---------- Entries provided

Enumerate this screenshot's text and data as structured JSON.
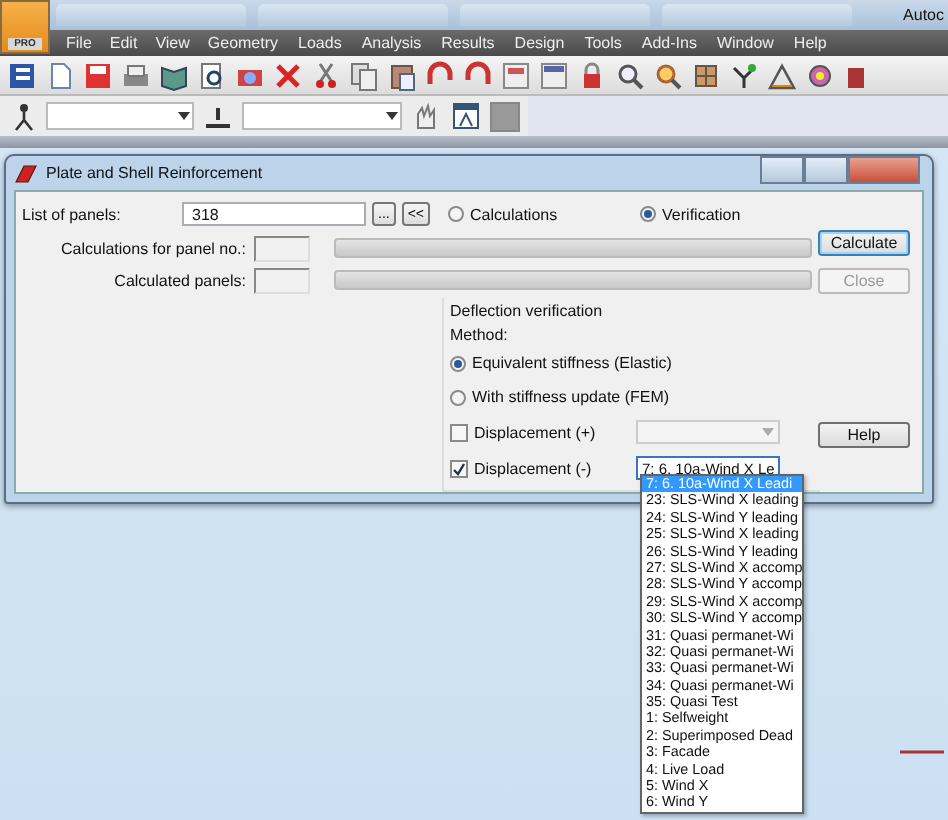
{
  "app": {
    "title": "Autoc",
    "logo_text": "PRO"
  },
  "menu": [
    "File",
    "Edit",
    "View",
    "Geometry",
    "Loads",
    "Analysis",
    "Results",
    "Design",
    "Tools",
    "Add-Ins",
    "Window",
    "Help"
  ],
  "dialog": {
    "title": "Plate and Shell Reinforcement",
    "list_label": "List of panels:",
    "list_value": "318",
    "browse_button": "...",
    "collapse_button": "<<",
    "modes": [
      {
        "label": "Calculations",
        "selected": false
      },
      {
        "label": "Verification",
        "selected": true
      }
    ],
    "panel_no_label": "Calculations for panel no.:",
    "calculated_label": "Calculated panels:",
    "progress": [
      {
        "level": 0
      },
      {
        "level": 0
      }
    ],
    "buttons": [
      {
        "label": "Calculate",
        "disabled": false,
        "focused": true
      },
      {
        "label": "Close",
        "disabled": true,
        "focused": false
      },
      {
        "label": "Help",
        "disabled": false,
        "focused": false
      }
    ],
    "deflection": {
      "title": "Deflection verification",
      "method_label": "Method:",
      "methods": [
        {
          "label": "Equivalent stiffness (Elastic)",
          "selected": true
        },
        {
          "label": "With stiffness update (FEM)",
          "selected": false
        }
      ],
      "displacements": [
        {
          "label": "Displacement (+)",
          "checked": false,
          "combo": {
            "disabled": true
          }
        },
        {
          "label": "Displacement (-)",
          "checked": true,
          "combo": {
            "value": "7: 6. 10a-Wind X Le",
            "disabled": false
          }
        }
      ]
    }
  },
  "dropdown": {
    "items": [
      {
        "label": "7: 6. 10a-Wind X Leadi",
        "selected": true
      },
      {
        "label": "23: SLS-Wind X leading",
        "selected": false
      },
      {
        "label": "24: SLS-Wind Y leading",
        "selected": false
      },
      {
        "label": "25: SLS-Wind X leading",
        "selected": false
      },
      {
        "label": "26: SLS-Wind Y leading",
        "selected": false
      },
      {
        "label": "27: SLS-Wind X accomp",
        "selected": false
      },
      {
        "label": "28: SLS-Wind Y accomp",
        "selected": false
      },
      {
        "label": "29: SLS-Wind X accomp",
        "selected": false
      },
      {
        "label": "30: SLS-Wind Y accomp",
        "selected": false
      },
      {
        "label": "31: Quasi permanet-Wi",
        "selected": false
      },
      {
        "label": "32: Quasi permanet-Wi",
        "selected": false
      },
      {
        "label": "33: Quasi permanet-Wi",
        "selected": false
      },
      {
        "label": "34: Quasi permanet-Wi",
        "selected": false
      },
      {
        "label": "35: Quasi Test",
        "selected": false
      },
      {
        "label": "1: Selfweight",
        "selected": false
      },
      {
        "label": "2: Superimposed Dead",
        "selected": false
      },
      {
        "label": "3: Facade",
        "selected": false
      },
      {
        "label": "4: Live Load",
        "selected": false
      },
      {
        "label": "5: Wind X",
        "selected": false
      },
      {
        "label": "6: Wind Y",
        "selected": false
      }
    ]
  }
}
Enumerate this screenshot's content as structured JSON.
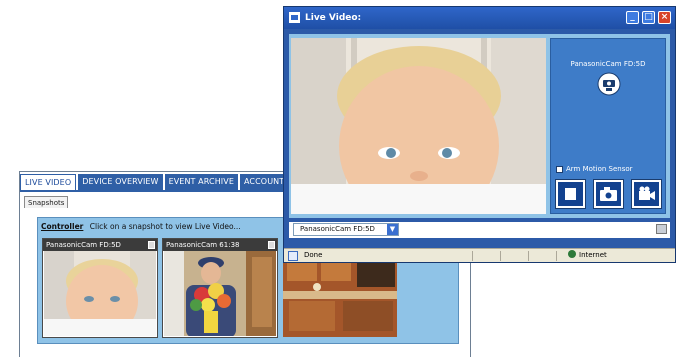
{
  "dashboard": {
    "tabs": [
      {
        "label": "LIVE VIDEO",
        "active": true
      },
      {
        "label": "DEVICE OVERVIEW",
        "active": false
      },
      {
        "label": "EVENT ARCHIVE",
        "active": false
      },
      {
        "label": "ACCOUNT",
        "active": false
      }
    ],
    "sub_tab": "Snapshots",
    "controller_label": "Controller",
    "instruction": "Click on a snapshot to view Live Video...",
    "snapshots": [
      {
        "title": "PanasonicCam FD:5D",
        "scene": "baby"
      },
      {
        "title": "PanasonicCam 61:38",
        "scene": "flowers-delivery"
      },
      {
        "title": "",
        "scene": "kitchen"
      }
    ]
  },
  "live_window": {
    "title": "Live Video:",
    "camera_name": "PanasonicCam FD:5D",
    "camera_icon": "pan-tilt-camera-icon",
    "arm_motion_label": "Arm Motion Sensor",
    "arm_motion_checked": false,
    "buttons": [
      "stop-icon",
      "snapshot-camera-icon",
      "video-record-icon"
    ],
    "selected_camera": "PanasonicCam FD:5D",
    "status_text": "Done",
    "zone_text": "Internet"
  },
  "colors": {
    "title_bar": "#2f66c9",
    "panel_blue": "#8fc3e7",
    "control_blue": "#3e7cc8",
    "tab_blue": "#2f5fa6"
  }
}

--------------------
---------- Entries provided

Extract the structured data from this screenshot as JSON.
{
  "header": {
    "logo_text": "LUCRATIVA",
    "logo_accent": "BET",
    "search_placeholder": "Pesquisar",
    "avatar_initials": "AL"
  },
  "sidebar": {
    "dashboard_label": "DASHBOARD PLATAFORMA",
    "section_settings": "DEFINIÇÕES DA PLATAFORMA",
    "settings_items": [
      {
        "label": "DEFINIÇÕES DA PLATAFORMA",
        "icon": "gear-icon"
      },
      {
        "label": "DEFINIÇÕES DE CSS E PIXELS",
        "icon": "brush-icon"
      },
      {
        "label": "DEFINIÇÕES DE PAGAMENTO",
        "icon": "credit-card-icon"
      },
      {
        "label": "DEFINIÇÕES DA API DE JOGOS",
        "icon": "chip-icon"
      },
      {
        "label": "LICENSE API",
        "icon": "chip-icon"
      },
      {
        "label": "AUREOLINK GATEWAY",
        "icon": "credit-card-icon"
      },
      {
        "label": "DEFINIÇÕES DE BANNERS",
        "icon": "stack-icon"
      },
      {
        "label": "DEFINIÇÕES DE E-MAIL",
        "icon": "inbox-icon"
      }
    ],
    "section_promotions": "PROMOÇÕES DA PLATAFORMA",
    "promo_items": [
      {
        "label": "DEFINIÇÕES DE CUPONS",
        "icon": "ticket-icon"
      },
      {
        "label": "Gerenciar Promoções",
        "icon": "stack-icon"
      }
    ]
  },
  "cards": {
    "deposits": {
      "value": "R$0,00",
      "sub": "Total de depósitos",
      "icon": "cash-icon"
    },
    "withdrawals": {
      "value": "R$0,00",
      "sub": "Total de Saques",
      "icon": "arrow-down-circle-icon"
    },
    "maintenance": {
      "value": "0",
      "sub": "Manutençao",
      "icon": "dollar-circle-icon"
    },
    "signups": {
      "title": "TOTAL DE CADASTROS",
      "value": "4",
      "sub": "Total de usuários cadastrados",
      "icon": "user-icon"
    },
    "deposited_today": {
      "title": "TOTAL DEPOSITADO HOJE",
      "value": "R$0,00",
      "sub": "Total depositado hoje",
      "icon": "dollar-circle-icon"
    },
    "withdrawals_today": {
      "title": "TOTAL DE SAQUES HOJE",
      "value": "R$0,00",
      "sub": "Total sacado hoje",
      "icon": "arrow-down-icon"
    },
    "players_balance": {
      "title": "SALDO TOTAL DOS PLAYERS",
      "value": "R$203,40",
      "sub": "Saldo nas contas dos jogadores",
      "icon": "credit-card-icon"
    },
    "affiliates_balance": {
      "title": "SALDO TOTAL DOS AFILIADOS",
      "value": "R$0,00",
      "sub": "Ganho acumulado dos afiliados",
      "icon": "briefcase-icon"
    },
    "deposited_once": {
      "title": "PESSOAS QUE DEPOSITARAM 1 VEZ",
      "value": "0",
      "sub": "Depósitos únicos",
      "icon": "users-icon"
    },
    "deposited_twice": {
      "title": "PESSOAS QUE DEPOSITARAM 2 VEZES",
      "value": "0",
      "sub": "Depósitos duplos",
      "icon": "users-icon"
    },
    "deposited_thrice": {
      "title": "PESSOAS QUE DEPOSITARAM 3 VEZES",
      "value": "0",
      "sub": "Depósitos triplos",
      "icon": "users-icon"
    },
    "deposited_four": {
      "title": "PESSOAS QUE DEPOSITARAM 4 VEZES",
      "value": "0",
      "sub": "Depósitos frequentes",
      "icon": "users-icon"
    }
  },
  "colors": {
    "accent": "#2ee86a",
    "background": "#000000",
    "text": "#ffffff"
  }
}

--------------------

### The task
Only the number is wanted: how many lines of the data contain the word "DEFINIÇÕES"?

### Final answer
8